WASHINGTON, August 1 (By Maria Young for RIA Novosti) – The newest US senator on Capitol Hill took aim at the Russian government this week, condemning what he called the country’s “hateful” new law on homosexuality, and asking Russia’s Ambassador to the United States Sergey Kislyak for assurances that American athletes and tourists at the Sochi 2014 Winter Olympic Games will be safe.
The law bans the promotion of “non-traditional relationships” toward minors, a move that has outraged the Lesbian Gay Bisexual Transgender (LGBT) community and its supporters in the United States and elsewhere. Proponents say it shields children from harmful influences.
“I am especially concerned with the provision of the law that allows for the possible detention of foreign citizens for up to 14 days before they would be expelled from the country,” said US Sen. Edward Markey, who was sworn into office on July 16, in a letter to Kislyak.
“Many members of international athletic delegations, their families, spectators, and support staff proudly identify as members of the LGBT community. I believe it is essential for them to both feel and be safe from arrest, detention, and other forms of discrimination while in Russia,” Markey added.
Kislyak’s office confirmed to RIA Novosti that he had received the letter, but had no further comment.
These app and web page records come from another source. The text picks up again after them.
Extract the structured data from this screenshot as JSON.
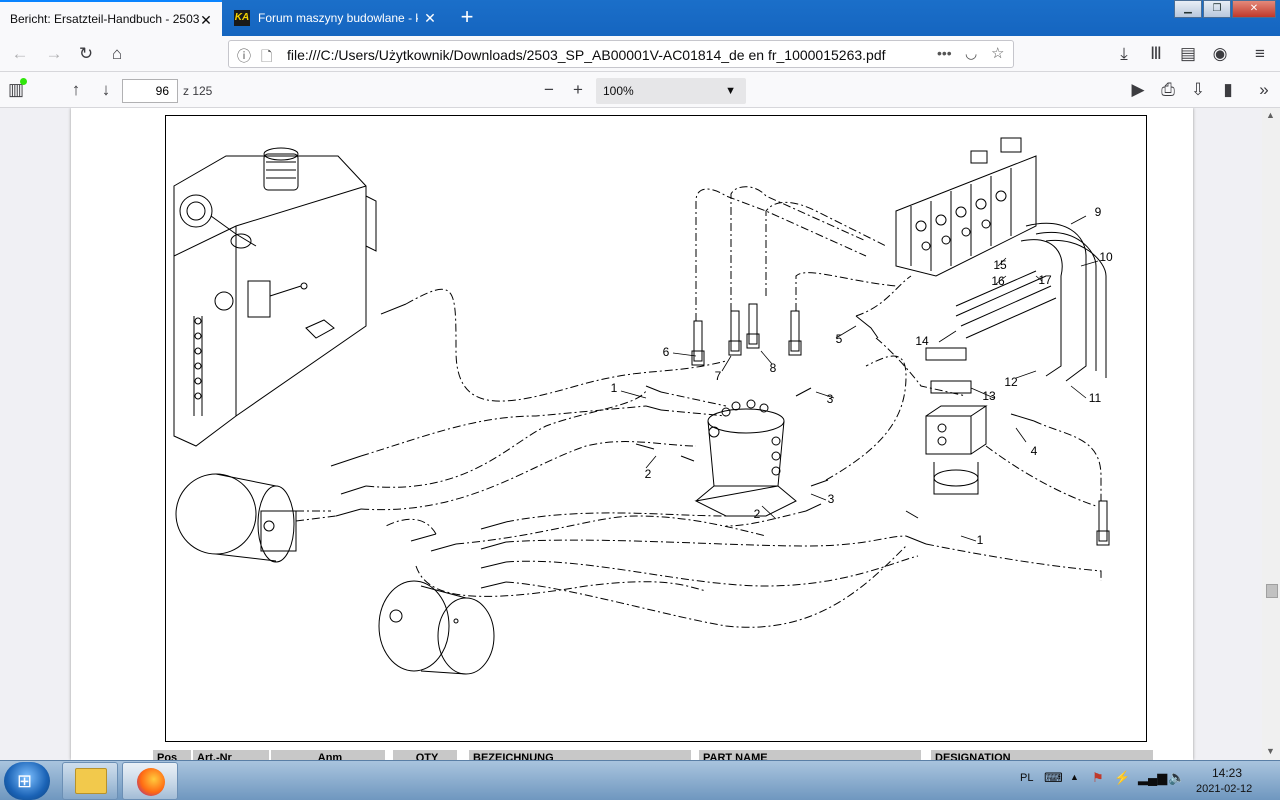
{
  "browser": {
    "tabs": [
      {
        "title": "Bericht: Ersatzteil-Handbuch - 2503",
        "active": true
      },
      {
        "title": "Forum maszyny budowlane - k",
        "active": false,
        "favicon_text": "KA"
      }
    ],
    "url": "file:///C:/Users/Użytkownik/Downloads/2503_SP_AB00001V-AC01814_de en fr_1000015263.pdf",
    "accent_color": "#0a84ff"
  },
  "pdf_toolbar": {
    "page_number": "96",
    "page_count_label": "z 125",
    "zoom": "100%"
  },
  "diagram": {
    "callouts": [
      "1",
      "1",
      "2",
      "2",
      "3",
      "3",
      "4",
      "5",
      "6",
      "7",
      "8",
      "9",
      "10",
      "11",
      "12",
      "13",
      "14",
      "15",
      "16",
      "17"
    ]
  },
  "table_header": {
    "pos": "Pos",
    "art_nr": "Art.-Nr",
    "anm": "Anm",
    "qty": "QTY",
    "bezeichnung": "BEZEICHNUNG",
    "part_name": "PART NAME",
    "designation": "DESIGNATION"
  },
  "taskbar": {
    "language": "PL",
    "time": "14:23",
    "date": "2021-02-12"
  }
}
Meanwhile, a number of LGBT activist groups and individuals were calling through online platforms and social media to expand a boycott of Russian vodka and other products, by asking Olympic sponsors to withdraw their support of the Winter Games.
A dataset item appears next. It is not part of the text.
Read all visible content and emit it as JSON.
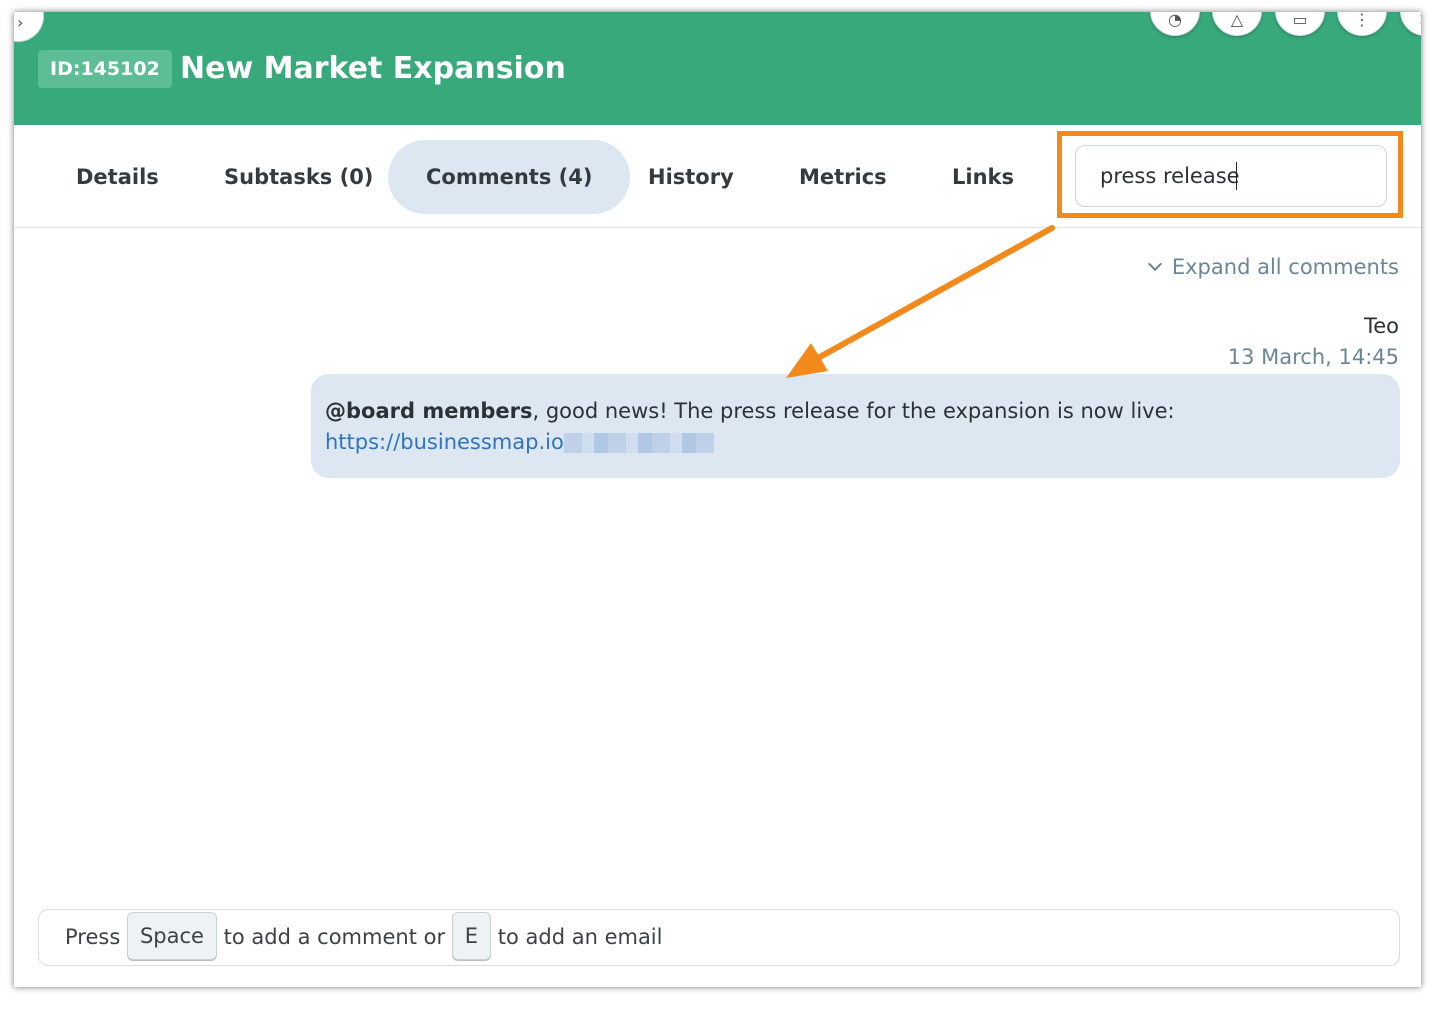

“Withdraw sponsorship for Sochi '14. No support to Putin,” said one poster on Twitter.
“Help #lgbt by making #notosochi2014 trend! Voice your outrage and include the sponsors,” read another.
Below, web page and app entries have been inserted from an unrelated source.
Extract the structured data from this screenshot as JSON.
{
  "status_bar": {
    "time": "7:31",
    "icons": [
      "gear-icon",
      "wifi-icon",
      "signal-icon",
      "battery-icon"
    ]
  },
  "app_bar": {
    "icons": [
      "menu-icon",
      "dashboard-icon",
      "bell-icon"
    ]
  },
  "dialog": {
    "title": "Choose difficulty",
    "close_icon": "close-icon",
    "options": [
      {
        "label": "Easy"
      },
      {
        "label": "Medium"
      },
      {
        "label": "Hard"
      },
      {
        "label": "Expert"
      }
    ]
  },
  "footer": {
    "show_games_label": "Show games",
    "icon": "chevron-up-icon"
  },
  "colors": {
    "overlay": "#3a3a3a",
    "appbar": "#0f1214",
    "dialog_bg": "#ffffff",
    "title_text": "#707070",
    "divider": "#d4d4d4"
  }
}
Olympic corporate sponsors were largely silent on the issue Thursday when contacted by RIA Novosti.
“The Coca-Cola Company does not take positions on political matters unrelated to our business. Our Global Mutual Respect Policy sets out our expectations for how our associates should treat one another and everyone they interact with on behalf of the company. We do not condone intolerance of any kind,” Coca-Cola said in a statement to RIA Novosti.
“We have no comment at this time,” said a Visa spokesman. McDonald’s did not provide a comment by the time this story was filed, even though it said it would earlier in the day, and other sponsors including Procter & Gamble, Samsung, PricewaterhouseCoopers and Panasonic did not respond to multiple requests for comment.
An online petition at Change.org asking Olympic sponsors to condemn Russia’s “anti-gay laws” had more than 71,000 signatures of support by Thursday afternoon.
“We are seeing tremendous reaction to the vodka boycott. It has prompted a global conversation about what is going on in Russia,” said Duncan Osborne, a boycott organizer for the LGBT activist group QueerNation, in an interview with RIA Novosti.
“The question is, what is the next step, how do you draw in other participants? We support a boycott of all things Russian,” he said.
“We definitely are joining the call for sponsors to withdraw their support. I think it’s important to send a message to Russia we are not going to tolerate human rights violations,” said Larry Poltavtsev, president of international LGBT rights group Spectrum Human Rights, in an interview with RIA Novosti.
But he added, he wasn’t sure a boycott or withdrawal of sponsorship was the most effective move.
“If you want to be effective, a boycott of oil and gas from Russia would immediately get their attention. I guarantee if you turn off the switch then tomorrow you would get immediate concessions from them. They get their money from selling oil and gas, not vodka,” Poltavtsev said.
“We oppose the boycott of business structures that act as the sponsors to the Olympic Games in Sochi,” said a Russian LGBT activist group based in St. Petersburg, in a statement to RIA Novosti.
“Russian LGBT Networks believes that certain actions of said companies during the Games could be of way higher benefit to the cause of human rights. That is what should be requested from them, and definitely not boycotting them,” the group added.